**** MATERIAL PROVIDED ****

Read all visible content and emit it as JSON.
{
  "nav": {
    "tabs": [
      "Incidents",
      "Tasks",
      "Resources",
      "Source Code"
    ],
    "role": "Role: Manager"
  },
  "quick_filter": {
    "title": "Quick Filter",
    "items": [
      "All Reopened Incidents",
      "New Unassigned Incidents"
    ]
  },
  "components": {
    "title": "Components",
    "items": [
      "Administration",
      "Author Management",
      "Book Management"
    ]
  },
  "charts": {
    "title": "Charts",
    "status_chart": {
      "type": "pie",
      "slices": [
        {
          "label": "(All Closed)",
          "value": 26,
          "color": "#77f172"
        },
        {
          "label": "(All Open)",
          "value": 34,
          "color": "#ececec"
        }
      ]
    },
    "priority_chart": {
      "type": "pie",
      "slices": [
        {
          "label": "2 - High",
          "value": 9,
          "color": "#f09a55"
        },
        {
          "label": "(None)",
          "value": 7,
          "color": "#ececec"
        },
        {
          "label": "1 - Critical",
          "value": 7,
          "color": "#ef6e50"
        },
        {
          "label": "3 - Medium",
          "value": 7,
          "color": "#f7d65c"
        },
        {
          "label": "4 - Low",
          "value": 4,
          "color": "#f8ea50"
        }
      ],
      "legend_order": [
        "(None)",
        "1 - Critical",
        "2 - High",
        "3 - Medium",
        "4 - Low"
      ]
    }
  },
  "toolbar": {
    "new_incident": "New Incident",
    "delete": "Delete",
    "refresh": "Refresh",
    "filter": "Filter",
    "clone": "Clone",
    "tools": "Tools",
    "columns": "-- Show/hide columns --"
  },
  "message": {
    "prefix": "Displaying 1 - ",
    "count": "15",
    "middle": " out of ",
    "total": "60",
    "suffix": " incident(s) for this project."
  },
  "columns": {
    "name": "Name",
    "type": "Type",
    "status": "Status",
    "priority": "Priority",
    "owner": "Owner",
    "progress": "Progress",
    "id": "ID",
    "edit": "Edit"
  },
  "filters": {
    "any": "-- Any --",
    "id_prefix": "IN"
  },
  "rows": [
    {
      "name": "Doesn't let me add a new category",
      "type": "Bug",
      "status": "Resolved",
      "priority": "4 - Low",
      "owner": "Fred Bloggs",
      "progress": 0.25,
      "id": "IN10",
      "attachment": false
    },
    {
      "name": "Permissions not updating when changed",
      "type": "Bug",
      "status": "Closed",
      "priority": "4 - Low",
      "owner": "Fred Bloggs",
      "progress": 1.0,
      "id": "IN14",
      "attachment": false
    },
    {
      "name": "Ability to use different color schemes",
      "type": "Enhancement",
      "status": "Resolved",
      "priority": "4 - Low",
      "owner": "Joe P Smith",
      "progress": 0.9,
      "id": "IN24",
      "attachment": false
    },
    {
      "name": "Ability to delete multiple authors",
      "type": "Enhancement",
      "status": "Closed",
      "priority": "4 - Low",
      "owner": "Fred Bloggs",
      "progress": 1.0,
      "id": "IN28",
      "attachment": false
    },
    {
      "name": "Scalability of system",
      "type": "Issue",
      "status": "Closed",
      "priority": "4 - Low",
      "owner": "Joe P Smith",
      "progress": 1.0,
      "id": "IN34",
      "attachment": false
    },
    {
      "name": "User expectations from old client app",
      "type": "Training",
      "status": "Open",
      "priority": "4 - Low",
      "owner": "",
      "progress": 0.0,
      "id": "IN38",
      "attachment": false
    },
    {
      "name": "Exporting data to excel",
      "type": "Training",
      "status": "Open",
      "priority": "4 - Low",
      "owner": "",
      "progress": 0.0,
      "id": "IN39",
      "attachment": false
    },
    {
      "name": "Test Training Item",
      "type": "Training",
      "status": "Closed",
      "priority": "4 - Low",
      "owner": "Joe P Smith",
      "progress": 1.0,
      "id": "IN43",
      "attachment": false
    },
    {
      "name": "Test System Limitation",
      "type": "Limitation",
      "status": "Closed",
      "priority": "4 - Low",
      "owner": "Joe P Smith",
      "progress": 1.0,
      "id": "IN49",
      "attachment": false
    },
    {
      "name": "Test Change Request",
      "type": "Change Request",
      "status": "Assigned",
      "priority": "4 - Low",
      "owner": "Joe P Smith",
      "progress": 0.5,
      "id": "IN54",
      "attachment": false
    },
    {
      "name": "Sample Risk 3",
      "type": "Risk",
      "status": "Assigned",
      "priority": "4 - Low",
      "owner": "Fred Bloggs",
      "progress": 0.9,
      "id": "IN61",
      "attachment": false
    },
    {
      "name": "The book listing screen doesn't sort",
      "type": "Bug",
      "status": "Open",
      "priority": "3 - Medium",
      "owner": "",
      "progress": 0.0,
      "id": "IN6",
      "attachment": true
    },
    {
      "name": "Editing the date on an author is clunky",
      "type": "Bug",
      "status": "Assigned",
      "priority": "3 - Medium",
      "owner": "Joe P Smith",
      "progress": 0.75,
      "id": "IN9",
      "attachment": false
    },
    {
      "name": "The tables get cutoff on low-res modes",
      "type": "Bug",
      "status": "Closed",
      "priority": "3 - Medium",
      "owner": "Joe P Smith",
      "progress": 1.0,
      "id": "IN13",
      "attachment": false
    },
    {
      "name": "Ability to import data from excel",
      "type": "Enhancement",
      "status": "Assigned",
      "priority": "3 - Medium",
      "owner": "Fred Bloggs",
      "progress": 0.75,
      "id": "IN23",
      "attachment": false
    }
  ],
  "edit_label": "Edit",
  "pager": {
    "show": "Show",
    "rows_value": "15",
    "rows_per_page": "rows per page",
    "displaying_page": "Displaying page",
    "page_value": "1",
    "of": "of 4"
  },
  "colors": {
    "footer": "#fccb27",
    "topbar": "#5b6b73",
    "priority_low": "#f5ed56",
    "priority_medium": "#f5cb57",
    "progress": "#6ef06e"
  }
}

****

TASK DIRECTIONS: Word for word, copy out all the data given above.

THE ANSWER:
Read all visible content and emit it as JSON.
{
  "nav": {
    "tabs": [
      "Incidents",
      "Tasks",
      "Resources",
      "Source Code"
    ],
    "role": "Role: Manager"
  },
  "quick_filter": {
    "title": "Quick Filter",
    "items": [
      "All Reopened Incidents",
      "New Unassigned Incidents"
    ]
  },
  "components": {
    "title": "Components",
    "items": [
      "Administration",
      "Author Management",
      "Book Management"
    ]
  },
  "charts": {
    "title": "Charts",
    "status_chart": {
      "type": "pie",
      "slices": [
        {
          "label": "(All Closed)",
          "value": 26,
          "color": "#77f172"
        },
        {
          "label": "(All Open)",
          "value": 34,
          "color": "#ececec"
        }
      ]
    },
    "priority_chart": {
      "type": "pie",
      "slices": [
        {
          "label": "2 - High",
          "value": 9,
          "color": "#f09a55"
        },
        {
          "label": "(None)",
          "value": 7,
          "color": "#ececec"
        },
        {
          "label": "1 - Critical",
          "value": 7,
          "color": "#ef6e50"
        },
        {
          "label": "3 - Medium",
          "value": 7,
          "color": "#f7d65c"
        },
        {
          "label": "4 - Low",
          "value": 4,
          "color": "#f8ea50"
        }
      ],
      "legend_order": [
        "(None)",
        "1 - Critical",
        "2 - High",
        "3 - Medium",
        "4 - Low"
      ]
    }
  },
  "toolbar": {
    "new_incident": "New Incident",
    "delete": "Delete",
    "refresh": "Refresh",
    "filter": "Filter",
    "clone": "Clone",
    "tools": "Tools",
    "columns": "-- Show/hide columns --"
  },
  "message": {
    "prefix": "Displaying 1 - ",
    "count": "15",
    "middle": " out of ",
    "total": "60",
    "suffix": " incident(s) for this project."
  },
  "columns": {
    "name": "Name",
    "type": "Type",
    "status": "Status",
    "priority": "Priority",
    "owner": "Owner",
    "progress": "Progress",
    "id": "ID",
    "edit": "Edit"
  },
  "filters": {
    "any": "-- Any --",
    "id_prefix": "IN"
  },
  "rows": [
    {
      "name": "Doesn't let me add a new category",
      "type": "Bug",
      "status": "Resolved",
      "priority": "4 - Low",
      "owner": "Fred Bloggs",
      "progress": 0.25,
      "id": "IN10",
      "attachment": false
    },
    {
      "name": "Permissions not updating when changed",
      "type": "Bug",
      "status": "Closed",
      "priority": "4 - Low",
      "owner": "Fred Bloggs",
      "progress": 1.0,
      "id": "IN14",
      "attachment": false
    },
    {
      "name": "Ability to use different color schemes",
      "type": "Enhancement",
      "status": "Resolved",
      "priority": "4 - Low",
      "owner": "Joe P Smith",
      "progress": 0.9,
      "id": "IN24",
      "attachment": false
    },
    {
      "name": "Ability to delete multiple authors",
      "type": "Enhancement",
      "status": "Closed",
      "priority": "4 - Low",
      "owner": "Fred Bloggs",
      "progress": 1.0,
      "id": "IN28",
      "attachment": false
    },
    {
      "name": "Scalability of system",
      "type": "Issue",
      "status": "Closed",
      "priority": "4 - Low",
      "owner": "Joe P Smith",
      "progress": 1.0,
      "id": "IN34",
      "attachment": false
    },
    {
      "name": "User expectations from old client app",
      "type": "Training",
      "status": "Open",
      "priority": "4 - Low",
      "owner": "",
      "progress": 0.0,
      "id": "IN38",
      "attachment": false
    },
    {
      "name": "Exporting data to excel",
      "type": "Training",
      "status": "Open",
      "priority": "4 - Low",
      "owner": "",
      "progress": 0.0,
      "id": "IN39",
      "attachment": false
    },
    {
      "name": "Test Training Item",
      "type": "Training",
      "status": "Closed",
      "priority": "4 - Low",
      "owner": "Joe P Smith",
      "progress": 1.0,
      "id": "IN43",
      "attachment": false
    },
    {
      "name": "Test System Limitation",
      "type": "Limitation",
      "status": "Closed",
      "priority": "4 - Low",
      "owner": "Joe P Smith",
      "progress": 1.0,
      "id": "IN49",
      "attachment": false
    },
    {
      "name": "Test Change Request",
      "type": "Change Request",
      "status": "Assigned",
      "priority": "4 - Low",
      "owner": "Joe P Smith",
      "progress": 0.5,
      "id": "IN54",
      "attachment": false
    },
    {
      "name": "Sample Risk 3",
      "type": "Risk",
      "status": "Assigned",
      "priority": "4 - Low",
      "owner": "Fred Bloggs",
      "progress": 0.9,
      "id": "IN61",
      "attachment": false
    },
    {
      "name": "The book listing screen doesn't sort",
      "type": "Bug",
      "status": "Open",
      "priority": "3 - Medium",
      "owner": "",
      "progress": 0.0,
      "id": "IN6",
      "attachment": true
    },
    {
      "name": "Editing the date on an author is clunky",
      "type": "Bug",
      "status": "Assigned",
      "priority": "3 - Medium",
      "owner": "Joe P Smith",
      "progress": 0.75,
      "id": "IN9",
      "attachment": false
    },
    {
      "name": "The tables get cutoff on low-res modes",
      "type": "Bug",
      "status": "Closed",
      "priority": "3 - Medium",
      "owner": "Joe P Smith",
      "progress": 1.0,
      "id": "IN13",
      "attachment": false
    },
    {
      "name": "Ability to import data from excel",
      "type": "Enhancement",
      "status": "Assigned",
      "priority": "3 - Medium",
      "owner": "Fred Bloggs",
      "progress": 0.75,
      "id": "IN23",
      "attachment": false
    }
  ],
  "edit_label": "Edit",
  "pager": {
    "show": "Show",
    "rows_value": "15",
    "rows_per_page": "rows per page",
    "displaying_page": "Displaying page",
    "page_value": "1",
    "of": "of 4"
  },
  "colors": {
    "footer": "#fccb27",
    "topbar": "#5b6b73",
    "priority_low": "#f5ed56",
    "priority_medium": "#f5cb57",
    "progress": "#6ef06e"
  }
}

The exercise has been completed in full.